Congressional Funding And Health Policy: Listen to nationally known archive expert and Arlen Specter Ctr. for Public service research fellow Dr. Sean Kelly of University of California Channel Islands discuss with the panel how Congressional funding affects policy, law and practice. Dr. Kelly discussed how the interaction of the democratic process and personal beliefs of politicians influences federal funding and how that impacts healthcare and practice in the United States. More particularly, the penal discussed how President G.W. Bush’s ban of federal funding for stem cell research negatively affected the advancement of research in that area. Further Dr. Kelly discussed with the panel how provisions within funding bills has seriously impacted a woman’s right to chose.
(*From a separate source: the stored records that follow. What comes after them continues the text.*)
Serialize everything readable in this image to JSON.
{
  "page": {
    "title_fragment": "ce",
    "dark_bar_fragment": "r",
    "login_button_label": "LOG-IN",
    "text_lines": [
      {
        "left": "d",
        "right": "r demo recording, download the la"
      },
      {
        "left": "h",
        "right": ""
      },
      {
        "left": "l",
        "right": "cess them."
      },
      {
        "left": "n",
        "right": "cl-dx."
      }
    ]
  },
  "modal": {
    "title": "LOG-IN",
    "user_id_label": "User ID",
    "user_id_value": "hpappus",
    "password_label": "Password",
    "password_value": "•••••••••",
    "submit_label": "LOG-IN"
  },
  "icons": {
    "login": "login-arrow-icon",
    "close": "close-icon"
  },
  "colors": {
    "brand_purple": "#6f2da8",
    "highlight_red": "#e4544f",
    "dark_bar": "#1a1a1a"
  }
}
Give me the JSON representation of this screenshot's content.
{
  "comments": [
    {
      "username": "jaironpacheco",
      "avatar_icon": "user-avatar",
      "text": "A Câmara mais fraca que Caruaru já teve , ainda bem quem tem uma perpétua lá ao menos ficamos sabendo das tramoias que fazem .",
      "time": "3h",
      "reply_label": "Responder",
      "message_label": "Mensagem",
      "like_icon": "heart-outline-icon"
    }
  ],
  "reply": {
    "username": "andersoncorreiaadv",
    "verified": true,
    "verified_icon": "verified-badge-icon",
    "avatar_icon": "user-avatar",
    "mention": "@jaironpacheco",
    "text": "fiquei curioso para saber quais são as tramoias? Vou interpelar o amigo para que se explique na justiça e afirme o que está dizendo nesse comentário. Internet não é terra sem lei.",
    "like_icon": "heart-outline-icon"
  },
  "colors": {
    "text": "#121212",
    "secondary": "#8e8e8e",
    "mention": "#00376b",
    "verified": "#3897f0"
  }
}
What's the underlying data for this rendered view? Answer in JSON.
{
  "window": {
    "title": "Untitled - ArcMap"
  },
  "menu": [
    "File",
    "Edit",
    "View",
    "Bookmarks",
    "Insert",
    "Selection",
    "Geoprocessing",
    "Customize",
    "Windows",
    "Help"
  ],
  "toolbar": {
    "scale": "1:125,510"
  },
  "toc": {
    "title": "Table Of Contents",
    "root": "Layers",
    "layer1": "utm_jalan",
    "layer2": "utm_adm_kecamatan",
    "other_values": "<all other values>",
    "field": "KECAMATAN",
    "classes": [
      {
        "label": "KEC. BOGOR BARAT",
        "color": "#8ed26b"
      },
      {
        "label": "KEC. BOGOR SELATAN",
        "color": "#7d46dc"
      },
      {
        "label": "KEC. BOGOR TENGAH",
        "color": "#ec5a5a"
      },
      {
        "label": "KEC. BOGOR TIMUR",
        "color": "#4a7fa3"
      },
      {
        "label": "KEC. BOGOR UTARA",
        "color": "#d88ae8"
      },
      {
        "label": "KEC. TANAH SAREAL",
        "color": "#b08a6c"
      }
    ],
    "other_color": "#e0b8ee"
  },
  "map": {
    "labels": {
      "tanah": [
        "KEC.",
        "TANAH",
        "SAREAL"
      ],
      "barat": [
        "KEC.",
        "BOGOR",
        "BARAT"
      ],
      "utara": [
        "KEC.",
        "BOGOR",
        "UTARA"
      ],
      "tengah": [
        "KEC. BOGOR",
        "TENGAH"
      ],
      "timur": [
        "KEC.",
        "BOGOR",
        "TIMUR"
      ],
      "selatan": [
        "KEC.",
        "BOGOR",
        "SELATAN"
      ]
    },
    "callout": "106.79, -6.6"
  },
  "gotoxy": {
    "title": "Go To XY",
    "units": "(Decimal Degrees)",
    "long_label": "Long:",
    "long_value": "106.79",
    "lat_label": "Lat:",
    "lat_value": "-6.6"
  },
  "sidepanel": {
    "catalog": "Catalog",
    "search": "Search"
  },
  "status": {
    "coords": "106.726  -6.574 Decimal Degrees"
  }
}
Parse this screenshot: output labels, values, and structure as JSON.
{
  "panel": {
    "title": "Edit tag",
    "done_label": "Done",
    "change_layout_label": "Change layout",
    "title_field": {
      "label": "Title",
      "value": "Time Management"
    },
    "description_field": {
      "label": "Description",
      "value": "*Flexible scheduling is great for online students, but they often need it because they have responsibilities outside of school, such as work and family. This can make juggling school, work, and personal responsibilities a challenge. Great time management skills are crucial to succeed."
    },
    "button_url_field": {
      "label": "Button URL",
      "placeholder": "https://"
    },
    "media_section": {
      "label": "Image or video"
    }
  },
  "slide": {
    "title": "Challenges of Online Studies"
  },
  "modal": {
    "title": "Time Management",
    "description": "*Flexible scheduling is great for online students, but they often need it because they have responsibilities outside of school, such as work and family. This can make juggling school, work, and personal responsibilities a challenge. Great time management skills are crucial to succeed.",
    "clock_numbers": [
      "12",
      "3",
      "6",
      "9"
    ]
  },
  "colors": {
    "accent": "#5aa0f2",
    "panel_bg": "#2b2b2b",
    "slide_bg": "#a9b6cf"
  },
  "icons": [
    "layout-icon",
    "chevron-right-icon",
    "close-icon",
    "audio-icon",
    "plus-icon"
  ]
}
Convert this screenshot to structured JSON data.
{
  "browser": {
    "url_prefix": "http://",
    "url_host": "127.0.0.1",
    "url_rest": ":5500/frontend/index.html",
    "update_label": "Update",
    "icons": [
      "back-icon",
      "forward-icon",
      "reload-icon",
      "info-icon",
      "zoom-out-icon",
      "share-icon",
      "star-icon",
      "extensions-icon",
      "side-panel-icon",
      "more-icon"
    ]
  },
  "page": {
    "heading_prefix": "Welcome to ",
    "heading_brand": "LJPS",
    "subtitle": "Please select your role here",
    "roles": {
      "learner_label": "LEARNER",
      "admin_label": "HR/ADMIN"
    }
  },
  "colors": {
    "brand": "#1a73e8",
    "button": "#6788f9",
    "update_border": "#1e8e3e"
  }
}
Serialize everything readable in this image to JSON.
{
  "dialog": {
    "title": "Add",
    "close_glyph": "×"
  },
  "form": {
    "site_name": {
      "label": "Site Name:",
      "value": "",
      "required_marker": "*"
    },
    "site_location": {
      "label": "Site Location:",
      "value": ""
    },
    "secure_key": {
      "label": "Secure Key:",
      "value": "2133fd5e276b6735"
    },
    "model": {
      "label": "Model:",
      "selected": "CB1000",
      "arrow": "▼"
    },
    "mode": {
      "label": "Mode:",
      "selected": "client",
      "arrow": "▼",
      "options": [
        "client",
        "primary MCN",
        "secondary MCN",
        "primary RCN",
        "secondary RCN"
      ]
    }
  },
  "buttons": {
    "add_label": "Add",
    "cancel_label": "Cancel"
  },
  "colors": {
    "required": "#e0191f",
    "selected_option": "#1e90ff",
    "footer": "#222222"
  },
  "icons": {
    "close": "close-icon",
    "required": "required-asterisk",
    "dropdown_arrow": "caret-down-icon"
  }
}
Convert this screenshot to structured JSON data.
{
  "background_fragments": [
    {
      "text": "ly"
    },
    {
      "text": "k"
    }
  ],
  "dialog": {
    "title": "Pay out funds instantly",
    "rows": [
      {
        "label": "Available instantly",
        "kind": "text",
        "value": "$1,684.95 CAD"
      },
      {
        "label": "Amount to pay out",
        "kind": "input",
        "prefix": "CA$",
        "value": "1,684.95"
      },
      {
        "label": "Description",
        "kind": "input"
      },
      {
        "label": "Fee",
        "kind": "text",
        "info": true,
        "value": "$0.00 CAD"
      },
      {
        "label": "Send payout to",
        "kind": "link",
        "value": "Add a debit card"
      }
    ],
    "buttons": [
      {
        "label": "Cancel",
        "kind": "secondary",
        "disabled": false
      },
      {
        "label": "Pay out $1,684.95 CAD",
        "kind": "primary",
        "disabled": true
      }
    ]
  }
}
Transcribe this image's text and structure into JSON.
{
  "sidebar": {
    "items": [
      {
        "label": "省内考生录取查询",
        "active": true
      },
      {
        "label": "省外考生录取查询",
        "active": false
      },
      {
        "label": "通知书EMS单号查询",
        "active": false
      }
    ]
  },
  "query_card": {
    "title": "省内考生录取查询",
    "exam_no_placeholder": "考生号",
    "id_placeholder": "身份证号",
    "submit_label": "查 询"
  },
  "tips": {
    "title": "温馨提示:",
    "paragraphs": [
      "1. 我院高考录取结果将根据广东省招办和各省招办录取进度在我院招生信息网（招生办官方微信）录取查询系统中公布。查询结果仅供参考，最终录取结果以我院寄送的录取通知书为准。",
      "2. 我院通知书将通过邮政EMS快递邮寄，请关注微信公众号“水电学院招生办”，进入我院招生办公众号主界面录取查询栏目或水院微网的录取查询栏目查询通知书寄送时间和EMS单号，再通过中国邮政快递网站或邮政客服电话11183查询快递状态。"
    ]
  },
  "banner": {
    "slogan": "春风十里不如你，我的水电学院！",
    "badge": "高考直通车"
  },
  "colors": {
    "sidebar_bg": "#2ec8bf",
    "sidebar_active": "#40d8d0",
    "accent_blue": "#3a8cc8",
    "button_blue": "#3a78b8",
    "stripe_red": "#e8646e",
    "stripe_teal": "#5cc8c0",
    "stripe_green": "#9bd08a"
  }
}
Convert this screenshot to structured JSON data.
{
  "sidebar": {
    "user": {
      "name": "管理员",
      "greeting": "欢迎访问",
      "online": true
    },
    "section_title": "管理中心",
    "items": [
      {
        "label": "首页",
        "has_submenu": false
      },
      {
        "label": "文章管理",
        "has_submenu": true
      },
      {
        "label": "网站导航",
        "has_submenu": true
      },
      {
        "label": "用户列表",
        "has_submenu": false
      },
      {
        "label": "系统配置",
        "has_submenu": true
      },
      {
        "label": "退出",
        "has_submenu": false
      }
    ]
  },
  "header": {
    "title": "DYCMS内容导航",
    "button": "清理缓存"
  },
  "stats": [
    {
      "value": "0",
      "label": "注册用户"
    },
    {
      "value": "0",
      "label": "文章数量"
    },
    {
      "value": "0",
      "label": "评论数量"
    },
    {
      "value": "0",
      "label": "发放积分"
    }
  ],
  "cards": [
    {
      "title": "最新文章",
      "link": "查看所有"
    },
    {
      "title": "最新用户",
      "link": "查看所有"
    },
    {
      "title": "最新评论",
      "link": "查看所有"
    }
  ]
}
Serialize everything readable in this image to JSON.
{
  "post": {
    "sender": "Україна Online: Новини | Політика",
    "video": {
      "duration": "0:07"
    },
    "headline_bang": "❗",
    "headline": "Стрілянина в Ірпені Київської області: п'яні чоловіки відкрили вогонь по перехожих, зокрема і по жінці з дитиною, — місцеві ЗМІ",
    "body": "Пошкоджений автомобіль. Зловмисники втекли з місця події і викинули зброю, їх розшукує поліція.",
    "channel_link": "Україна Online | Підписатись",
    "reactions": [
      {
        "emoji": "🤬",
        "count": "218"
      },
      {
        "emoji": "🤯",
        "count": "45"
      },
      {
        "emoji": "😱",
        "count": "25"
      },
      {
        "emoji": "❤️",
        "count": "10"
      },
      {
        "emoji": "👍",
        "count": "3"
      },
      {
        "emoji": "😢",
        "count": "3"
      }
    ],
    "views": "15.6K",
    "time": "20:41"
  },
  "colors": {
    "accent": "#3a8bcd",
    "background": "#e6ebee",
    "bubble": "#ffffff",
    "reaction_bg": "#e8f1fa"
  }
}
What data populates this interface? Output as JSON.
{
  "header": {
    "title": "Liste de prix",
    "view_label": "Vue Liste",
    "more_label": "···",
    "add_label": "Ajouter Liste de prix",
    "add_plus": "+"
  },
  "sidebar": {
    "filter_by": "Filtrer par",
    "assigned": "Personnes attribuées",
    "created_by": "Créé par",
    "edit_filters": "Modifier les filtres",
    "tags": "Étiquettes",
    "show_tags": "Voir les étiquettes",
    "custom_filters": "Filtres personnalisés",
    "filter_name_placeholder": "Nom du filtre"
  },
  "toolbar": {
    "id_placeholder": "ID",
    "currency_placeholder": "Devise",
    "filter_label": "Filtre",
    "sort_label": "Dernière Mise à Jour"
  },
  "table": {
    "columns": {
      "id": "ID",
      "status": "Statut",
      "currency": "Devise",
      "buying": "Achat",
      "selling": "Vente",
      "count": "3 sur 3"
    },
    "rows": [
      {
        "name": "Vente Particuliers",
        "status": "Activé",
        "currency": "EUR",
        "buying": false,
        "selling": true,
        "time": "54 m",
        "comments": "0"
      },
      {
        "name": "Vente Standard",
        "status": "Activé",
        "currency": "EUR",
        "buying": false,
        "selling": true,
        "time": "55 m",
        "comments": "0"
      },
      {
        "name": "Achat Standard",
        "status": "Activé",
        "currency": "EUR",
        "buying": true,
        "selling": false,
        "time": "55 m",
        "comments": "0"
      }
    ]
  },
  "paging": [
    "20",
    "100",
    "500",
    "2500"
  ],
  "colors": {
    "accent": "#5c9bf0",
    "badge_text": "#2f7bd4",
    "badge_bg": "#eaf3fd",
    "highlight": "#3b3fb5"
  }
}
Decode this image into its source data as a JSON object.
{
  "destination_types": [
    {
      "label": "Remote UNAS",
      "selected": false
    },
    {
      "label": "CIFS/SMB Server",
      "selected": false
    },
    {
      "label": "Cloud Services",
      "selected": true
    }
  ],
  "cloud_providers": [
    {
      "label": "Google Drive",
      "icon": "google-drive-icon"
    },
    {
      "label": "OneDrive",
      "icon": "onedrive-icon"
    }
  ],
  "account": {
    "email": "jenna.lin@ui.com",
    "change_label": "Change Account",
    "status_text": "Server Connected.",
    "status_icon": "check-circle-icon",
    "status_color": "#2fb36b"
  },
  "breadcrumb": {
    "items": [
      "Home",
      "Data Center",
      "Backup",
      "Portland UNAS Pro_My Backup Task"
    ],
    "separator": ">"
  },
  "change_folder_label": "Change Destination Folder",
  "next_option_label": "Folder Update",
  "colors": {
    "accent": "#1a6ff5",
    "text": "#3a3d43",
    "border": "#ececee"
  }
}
Host: Sean Q. Kelly, PhD; Arlen Specter Center Research Fellow and Professor, Political Science, California State University, Channel Islands
April 5, 2018 4 PM Roxboro House
Listen to Arlen Specter research fellow Menika Dirksen of Temple University as she discusses with the panel how in the 1970s tensions between the police and black community in Philadelphia, aggravated by a series of unfortunate events between black citizens and white police, were alleviated by actions of Arlen Specter and others through the use of community organizations such as PAL and Safe Streets Incorporated. In addition, present at the Roundtable was former city manager under Mayor Rizzo, Prof. Hillel Levinson and Dr. Reed a member of the Crisis Intervention Network in the 70s.
Host: Menika Dirksen; Arlen Specter Center Research Fellow and PhD student in history at Temple University
March 29, 2018 4 PM Roxboro House
Listen to this Roundtable hosted by Arlen Specter Ctr. research fellows Jessica Schoenherr and Elizabeth Lane of Michigan State University as they discuss the confirmation process for Supreme Court Justice in the United States. Are these hearings “vapid and hollow charades” as described by Associate Justice Elena Kagan, or are they important windows the minds of these future justices. Is the process a mere political spectacle held for the entertainment of the public or are they serious political vetting processes? Finally, the panel discussed whether the confirmation process is even valid in today’s political climate.
Hosts: Elizabeth Lane and Jessica Schoenherr; Arlen Specter Center Research Fellow and PhD students in political science at Michigan State University
March 1, 2018 4 PM Roxboro House
In this podcast you will learn about how we as a society are to create safe campuses for all students to attend. How to know you are in danger and what you are to do. Learn about what we can do to enhance the effect of the Clergy Act.
Host: Travis Douglas; Arlen Specter Center Research Fellow and MEd, doctor of management in strategic leadership, student at Thomas Jefferson University
January 18, 2018 4PM Roxboro House
Health care and our digital trail are two things vital in our society. In this podcast you will notice and learn about the generated systems that are piecing together information to know who we are. Tax Companies such as Experian do a lot more than just your taxes.
Sponser: Mary Ebeling
January 18, 2018 4PM Roxboro House
In this roundtable you find the invigorating conversation regarding the future of work. Where will society be along with the economy in the near future with the support of Artificial Intelligence? Will our jobs be lost? What are now considered "safe" jobs?
Sponsor: Dr. Stephen Spinelli